I have watched pianist Lucas Debargue with interest since he burst onto the international music scene as the “runner up” in the 2015 Tchaikovsky Competition. Described as a “maverick” and a “late starter” because he didn’t have a traditional musical training in conservatoire and doesn’t wear the customary concert attire, he interests me because he has a very personal artistic vision and creative freedom – almost certainly the result of not following the traditional well-trod path of the young concert pianist. (The cover photo on his latest disc seems to reflect this – the artist treading a lonely, snowy path.)
Since then, he’s released two impressive recordings in quick succession. Now this much-anticipated third disc presents a brace of familiar Schubert sonatas – the so-called “little” sonatas in A minor (D784) and A Major (D664) – with a rarely-performed piece, Karol Szymanowski’s second piano sonata, also in A Major. Debargue brings a dark emotional intensity, poignancy and rugged earnestness, when called for, to the first Schubert sonata and also the Szymanowski, thus creating some interesting and satisfying links between two works which on first sight may not appear connected. He fully appreciates the bleak melancholy inherent in the D784 with its mysterious spare opening motif and the portentous trills and rumbling tremolandos, offset by passages of tender wistfulness (Schubert can feel even more tragic when writing in a major key). The Andante is elegantly paced, but not without its passions, while the finale is frenetic and anxious, its scurrying triplets tempered by sections of bittersweet lyricism.

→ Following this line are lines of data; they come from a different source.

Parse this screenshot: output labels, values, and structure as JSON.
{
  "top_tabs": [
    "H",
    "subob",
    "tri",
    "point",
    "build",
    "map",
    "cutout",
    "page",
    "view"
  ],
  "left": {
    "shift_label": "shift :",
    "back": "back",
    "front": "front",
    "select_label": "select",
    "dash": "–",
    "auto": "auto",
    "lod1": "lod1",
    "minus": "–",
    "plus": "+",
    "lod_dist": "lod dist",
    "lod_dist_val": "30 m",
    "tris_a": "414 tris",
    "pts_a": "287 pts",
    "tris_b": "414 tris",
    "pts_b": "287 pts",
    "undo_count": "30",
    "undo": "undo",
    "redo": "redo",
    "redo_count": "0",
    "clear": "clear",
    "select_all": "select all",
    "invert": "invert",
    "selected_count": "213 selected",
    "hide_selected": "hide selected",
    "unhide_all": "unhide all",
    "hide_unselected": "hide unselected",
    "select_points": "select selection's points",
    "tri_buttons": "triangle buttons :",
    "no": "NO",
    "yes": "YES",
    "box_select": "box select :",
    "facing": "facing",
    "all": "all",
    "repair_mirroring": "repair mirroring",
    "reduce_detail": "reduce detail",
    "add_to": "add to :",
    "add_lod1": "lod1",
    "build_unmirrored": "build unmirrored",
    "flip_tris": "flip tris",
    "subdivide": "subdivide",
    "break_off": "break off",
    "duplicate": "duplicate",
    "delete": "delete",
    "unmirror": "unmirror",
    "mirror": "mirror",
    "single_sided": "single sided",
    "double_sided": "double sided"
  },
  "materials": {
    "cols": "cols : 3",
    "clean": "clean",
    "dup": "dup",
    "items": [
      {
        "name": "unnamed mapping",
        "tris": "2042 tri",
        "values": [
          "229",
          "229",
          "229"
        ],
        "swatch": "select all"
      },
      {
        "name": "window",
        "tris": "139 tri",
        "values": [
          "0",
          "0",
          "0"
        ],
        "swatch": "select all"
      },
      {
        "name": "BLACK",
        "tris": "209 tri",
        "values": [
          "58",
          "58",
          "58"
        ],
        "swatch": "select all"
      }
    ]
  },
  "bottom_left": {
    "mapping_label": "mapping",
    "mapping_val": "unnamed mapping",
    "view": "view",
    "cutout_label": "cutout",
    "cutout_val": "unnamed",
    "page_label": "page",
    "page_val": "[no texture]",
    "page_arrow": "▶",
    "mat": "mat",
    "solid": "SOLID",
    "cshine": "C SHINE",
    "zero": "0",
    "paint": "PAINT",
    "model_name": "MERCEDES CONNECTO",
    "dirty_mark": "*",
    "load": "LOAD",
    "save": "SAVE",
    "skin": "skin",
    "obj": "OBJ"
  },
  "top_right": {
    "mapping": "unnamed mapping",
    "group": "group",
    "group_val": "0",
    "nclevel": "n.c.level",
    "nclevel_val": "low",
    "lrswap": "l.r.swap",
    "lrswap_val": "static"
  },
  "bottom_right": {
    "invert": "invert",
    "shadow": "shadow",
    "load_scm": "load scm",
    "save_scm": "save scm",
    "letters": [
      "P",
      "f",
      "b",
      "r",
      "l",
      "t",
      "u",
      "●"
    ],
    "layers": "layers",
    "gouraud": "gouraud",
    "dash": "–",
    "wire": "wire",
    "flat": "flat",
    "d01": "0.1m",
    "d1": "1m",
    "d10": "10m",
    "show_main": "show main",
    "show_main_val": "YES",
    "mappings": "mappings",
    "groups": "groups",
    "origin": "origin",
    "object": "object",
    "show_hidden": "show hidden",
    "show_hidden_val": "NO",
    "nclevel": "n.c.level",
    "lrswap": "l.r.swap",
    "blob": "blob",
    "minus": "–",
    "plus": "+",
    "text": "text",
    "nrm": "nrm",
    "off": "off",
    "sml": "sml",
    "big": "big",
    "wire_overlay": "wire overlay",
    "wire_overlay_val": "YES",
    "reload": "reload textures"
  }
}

Ostensibly more “cheerful”, the little A Major has its share of heartrending moments, not least in the second movement to which Debargue brings a desolate intimacy, without ever losing sight of the natural poetry of this music. The finale is sprightly with melodic clarity aplenty and much rhythmic verve.
Any pianist who records Schubert must be very sure of his or her ground, and in these sonatas Debargue displays a musical maturity and thoughtful insight to give a performance which is both convincing and personal.
There’s a brooding melancholy and blistering restlessness in the opening movement of the Syzmanowski sonata which recalls the dark clouds of Schubert’s D784, while the middle movement has a quirky Schubertian tread to it, initially dance-like then more sombre and funereal, and its unusual harmonic language, fluctuating tonalities, and expansiveness also recall Schubert’s writing. It’s a rewarding work, with its full-blooded passionate late-romantic textures (which have gone by the time Szymanowski wrote his third piano sonata), and Debargue is alert to its shifting palette and dark intensity, as well as its monumental structure and narrative thrust.
There’s nothing youthful or unformed about Debargue’s playing in all three works on this disc. There’s a genuine, uncontrived naturalness in his playing, especially in his use of tempo rubato, and his overall approach is mature and thoughtful, suggesting an artist who has not only fully immersed himself in this repertoire but also informed his playing via a wider cultural landscape and interests.